The ATMega328P-MU Via problem

Hi guys, I recently designed a PCB that includes an ATMega328P-MU chip in it, I had it printed and everyting else seems to work fine. I noticed however, a special detail I had not forseen when I designed the PCB:

There are vias and trough holes in the inside part of where the ATMega chip is supposed to go. (so there are little copper holes). The problem is that the chip itself for some odd reason has a giant ground square pad in its bottom part. Which (I think) will short out all other vias. (I am not sure of this and I have to try to place it bare on the board)

Anyways, I was wondering if any of the possible things are doable to fix this:

  • I tried putting electrical tape, melted, I cant burn any bootloader on the chip cause it says it cant find the chip. (Im assuming then that the tape somehow didnt let some of the pins connect.

  • I was thinking of grinding the board down just a milimeter or less with a dremel, but I am not sure if this will fuck up the board or not. Is this doable?

  • Is there some sort of paint thats non-conductive that I can put over these little copper holes so that I can then place the chip over them?

  • Any suggestions/ Ideas to fix this?

teflon will not melt, or prabably a small very thin piece of mica might work. Mica can be spliced splitted into very thin slabs.

both are/were often used to mount a to220 package isolated to a cooling piece of metal.

You must have used the wrong package footprint - that ground pad should have been an exposed pad on the board.

You have a problem, TQFN pads need to be flush with the board really, since you have to be very frugal with solder paste to avoid risk of shorts. A fine lacquer of some sort? (This is what soldermask is). If you are only dealing with 5V it can be a very thin coat.

Note that the datsheet says that the exposed pad should be soldered to ground....

MarkT: You must have used the wrong package footprint - that ground pad should have been an exposed pad on the board.

You have a problem, TQFN pads need to be flush with the board really, since you have to be very frugal with solder paste to avoid risk of shorts. A fine lacquer of some sort? (This is what soldermask is). If you are only dealing with 5V it can be a very thin coat.

Note that the datsheet says that the exposed pad should be soldered to ground....

nail polish paint? (according to Wikipedia: ail polish is a lacquer applied to human finger or toe nails to decorate and protect the nail plate. The formulation has been revised repeatedly to enhance its decorative effects and to suppress cracking or flaking. Nail polish consists of an organic polymer with various additives.[1])

Kapton tape is good to 260C. 1 mil is .03mm.
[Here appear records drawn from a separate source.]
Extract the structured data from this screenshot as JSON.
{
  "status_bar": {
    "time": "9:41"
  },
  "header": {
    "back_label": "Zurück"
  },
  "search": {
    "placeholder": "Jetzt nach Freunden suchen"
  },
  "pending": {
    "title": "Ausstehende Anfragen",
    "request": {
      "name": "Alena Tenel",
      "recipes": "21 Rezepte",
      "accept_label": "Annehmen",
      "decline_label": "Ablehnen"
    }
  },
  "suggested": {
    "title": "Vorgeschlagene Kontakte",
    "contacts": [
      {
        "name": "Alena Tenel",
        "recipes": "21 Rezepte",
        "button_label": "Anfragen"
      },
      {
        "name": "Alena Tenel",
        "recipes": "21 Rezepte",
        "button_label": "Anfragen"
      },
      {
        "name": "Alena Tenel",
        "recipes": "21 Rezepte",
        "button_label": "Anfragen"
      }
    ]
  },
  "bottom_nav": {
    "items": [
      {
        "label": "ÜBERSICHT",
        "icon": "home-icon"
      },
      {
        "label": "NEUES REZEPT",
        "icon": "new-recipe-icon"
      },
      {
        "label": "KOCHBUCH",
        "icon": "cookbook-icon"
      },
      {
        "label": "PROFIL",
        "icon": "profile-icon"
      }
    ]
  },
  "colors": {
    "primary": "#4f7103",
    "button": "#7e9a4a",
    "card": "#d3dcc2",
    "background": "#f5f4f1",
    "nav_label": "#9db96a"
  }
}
Your PCB manufacturer might do “capped vias” so they may already have the same insulating layer that’s on the rest of the board. All in all though it sounds like you need to scrap your boards and just accept it as a learning experience.

I useds nail polish, and I think it worked. I mean i placed the chip, checked for any solder shorts on a microscope, checked that all pins were connected, all good. Powered it up, nothing seemed wrong.

Connected the ISP cable, went to atmel studio, detected atmega328p, uploaded optiboot bootware from arduino. upload complete.

The only problem I am having now is every time I try to upload code to the chip via the FTDI I always get the stk500_getsync() error. 0x00

all the time, I've tried pressing the reset button as some say but still nothing.

Your boards will never work reliably with a badly mounted chip.

Scrap the boards, and fabricate some new ones with the correct footprint.

// Per.